Tuesday, May 31, 2016

No Downside to Takeover of CCSD's Burns Elementary

Reading the latest state report card for Burns Elementary could make you cry. Despite the best efforts of teachers and administrators, its at-risk performance continues to stun with horrific percentages of children not meeting standards in any subject. For a look at these statistics, see the following PDF:
Burns Elementary Report Card 2015

What will change the dismal-looking outcomes for Burns students? Not more of the same. It's been tried to death.

So it's mysterious why objections have been raised to a program that seems to be working in an outstanding way for two other schools: According to a recent editorial, "Millicent Brown, co-founder of the Quality Education Project, worries that the school would not be accountable to the district, although it would have a board of trustees comprised of representatives of both Meeting Street Schools and CCSD — one of them Superintendent Gerrita Postlewait." 

Who is Millicent Brown? From her biographical note at the Avery Research Center, 
"In 1948, Millicent Ellison Brown was born in Charleston, South Carolina to MaeDe and J. Arthur Brown. Her father was the local and state president of the National Association for the Advancement of Colored People (NAACP). In 1963, Millicent replaced her older sister Minerva as the primary plaintiff in a NAACP-sponsored lawsuit Millicent Brown versus Charleston County School District #20. Filed to desegregate the Charleston public school system, the lawsuit resulted in Brown becoming one of two African-American students to integrate Rivers High School in 1963. Graduating from Rivers High School in 1966, Brown the attended the College of Charleston and received her B.A. in History, 1975. She  received her M.Ed. in Education from The Citadel in 1978. From 1989 to 1991, Brown served as the Director of Exhibits and Museum Education at the Avery Research Center. Brown earned a Ph.D. in History from Florida State University in 1997, writing her dissertation on history of civil rights activism in Charleston from 1940 to 1970.
Dr. Brown's remarks must carry some weight in conversations about the history of desegregation in CCSD--she lived it. However, it's been 50 years since she attended Charleston County public schools. Does she really believe that a conspiracy is now afoot in the district? A conspiracy to do what? Re segregate schools? That's already happened! Burns Elementary is a good example. How would a public/private partnership make things any worse?

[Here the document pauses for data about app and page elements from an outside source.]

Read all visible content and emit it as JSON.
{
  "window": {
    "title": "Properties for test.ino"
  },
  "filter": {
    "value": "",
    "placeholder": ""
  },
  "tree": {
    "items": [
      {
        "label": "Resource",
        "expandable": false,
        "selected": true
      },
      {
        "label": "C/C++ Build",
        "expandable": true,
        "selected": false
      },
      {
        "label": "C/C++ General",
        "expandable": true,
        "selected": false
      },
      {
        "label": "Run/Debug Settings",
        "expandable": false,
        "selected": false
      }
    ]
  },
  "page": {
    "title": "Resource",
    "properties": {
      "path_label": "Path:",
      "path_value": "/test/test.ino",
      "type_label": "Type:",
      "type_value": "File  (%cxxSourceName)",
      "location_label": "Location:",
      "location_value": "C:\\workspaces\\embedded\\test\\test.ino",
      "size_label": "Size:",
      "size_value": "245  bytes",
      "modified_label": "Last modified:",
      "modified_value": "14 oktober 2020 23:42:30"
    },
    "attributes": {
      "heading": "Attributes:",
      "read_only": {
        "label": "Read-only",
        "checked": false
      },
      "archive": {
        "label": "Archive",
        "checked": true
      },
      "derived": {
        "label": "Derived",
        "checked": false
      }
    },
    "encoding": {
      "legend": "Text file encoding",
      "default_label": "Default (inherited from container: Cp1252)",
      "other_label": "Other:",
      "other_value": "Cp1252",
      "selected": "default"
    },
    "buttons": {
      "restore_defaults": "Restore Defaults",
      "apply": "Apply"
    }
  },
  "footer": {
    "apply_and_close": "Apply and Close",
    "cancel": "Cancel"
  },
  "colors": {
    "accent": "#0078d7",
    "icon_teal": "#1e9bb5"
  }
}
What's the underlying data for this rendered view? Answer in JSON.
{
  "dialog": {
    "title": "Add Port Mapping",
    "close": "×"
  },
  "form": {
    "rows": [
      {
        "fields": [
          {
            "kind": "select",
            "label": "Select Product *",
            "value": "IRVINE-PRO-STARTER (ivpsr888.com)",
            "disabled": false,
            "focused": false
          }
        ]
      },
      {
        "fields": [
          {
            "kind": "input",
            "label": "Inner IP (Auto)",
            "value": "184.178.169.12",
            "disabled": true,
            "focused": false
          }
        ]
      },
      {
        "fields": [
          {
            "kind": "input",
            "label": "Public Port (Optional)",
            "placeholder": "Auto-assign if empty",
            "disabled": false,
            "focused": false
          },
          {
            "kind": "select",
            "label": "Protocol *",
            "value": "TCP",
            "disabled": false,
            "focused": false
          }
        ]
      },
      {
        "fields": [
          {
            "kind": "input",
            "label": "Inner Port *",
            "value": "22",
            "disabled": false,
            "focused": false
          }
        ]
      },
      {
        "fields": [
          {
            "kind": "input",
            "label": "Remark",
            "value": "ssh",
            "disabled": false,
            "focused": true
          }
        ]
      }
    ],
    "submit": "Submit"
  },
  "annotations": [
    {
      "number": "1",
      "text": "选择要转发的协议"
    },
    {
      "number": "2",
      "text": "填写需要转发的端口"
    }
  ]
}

Even the NAACP's Dot Scott agrees such a partnership is worth trying at Burns. So far, it's working at Brentwood. 

Who would've thunk it?

1 comment:

Clisby Williams said...

One downside is that it would be illegal under current state law. That's why the state Education Dept. staff recommended against it - the state law allows a district only one School of Choice.

Another is the lack of transparency. Where is the documentation of the testing gains? Remember the miracle worker of Sanders-Clyde? We should all be a little skeptical of this.

Also - the whole point of setting up a state-approved School of Choice ought to be to try out something different with the idea that, if it succeeds, CCSD itself could replicate the program. So, what do we know about Brentwood? We know CCSD is spending about $13,000 per student. How much is MSA (or Sherman Financial Group, or other private donors) contributing? Unless we know that, we don't know how much it costs, so we have no frame of reference to decide how financially feasible that model is.

If CCSD were acting with due diligence, the Memorandum of Agreement would specify at least 2 things: Everything to do with Brentwood is subject to the FOIA; and CCSD is either administering or monitoring all relevant testing.